EXTRACTED INFORMATION section start

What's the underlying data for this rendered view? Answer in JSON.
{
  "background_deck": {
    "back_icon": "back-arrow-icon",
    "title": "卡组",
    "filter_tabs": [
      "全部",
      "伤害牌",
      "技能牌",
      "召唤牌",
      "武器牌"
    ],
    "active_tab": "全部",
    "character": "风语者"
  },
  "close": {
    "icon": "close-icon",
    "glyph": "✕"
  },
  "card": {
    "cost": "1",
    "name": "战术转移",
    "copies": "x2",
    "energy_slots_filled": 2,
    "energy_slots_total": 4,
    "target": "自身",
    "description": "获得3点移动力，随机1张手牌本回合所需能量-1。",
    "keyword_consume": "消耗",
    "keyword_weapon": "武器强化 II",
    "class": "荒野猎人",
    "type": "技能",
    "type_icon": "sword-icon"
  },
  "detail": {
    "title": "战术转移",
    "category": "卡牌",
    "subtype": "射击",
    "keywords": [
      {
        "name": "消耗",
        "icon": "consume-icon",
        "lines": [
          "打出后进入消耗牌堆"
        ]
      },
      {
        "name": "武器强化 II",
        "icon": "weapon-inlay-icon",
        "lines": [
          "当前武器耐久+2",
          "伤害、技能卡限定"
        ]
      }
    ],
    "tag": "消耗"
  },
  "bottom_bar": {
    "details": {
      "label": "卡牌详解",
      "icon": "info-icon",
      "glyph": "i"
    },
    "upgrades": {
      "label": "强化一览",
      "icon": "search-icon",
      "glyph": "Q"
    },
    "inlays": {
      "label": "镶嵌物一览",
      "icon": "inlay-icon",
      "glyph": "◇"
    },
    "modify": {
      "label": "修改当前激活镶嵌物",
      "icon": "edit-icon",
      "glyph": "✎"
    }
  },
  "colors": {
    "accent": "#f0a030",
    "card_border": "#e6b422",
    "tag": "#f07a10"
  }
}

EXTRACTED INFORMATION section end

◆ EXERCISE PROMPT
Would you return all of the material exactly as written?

◆ ANSWER BELOW
What's the underlying data for this rendered view? Answer in JSON.
{
  "background_deck": {
    "back_icon": "back-arrow-icon",
    "title": "卡组",
    "filter_tabs": [
      "全部",
      "伤害牌",
      "技能牌",
      "召唤牌",
      "武器牌"
    ],
    "active_tab": "全部",
    "character": "风语者"
  },
  "close": {
    "icon": "close-icon",
    "glyph": "✕"
  },
  "card": {
    "cost": "1",
    "name": "战术转移",
    "copies": "x2",
    "energy_slots_filled": 2,
    "energy_slots_total": 4,
    "target": "自身",
    "description": "获得3点移动力，随机1张手牌本回合所需能量-1。",
    "keyword_consume": "消耗",
    "keyword_weapon": "武器强化 II",
    "class": "荒野猎人",
    "type": "技能",
    "type_icon": "sword-icon"
  },
  "detail": {
    "title": "战术转移",
    "category": "卡牌",
    "subtype": "射击",
    "keywords": [
      {
        "name": "消耗",
        "icon": "consume-icon",
        "lines": [
          "打出后进入消耗牌堆"
        ]
      },
      {
        "name": "武器强化 II",
        "icon": "weapon-inlay-icon",
        "lines": [
          "当前武器耐久+2",
          "伤害、技能卡限定"
        ]
      }
    ],
    "tag": "消耗"
  },
  "bottom_bar": {
    "details": {
      "label": "卡牌详解",
      "icon": "info-icon",
      "glyph": "i"
    },
    "upgrades": {
      "label": "强化一览",
      "icon": "search-icon",
      "glyph": "Q"
    },
    "inlays": {
      "label": "镶嵌物一览",
      "icon": "inlay-icon",
      "glyph": "◇"
    },
    "modify": {
      "label": "修改当前激活镶嵌物",
      "icon": "edit-icon",
      "glyph": "✎"
    }
  },
  "colors": {
    "accent": "#f0a030",
    "card_border": "#e6b422",
    "tag": "#f07a10"
  }
}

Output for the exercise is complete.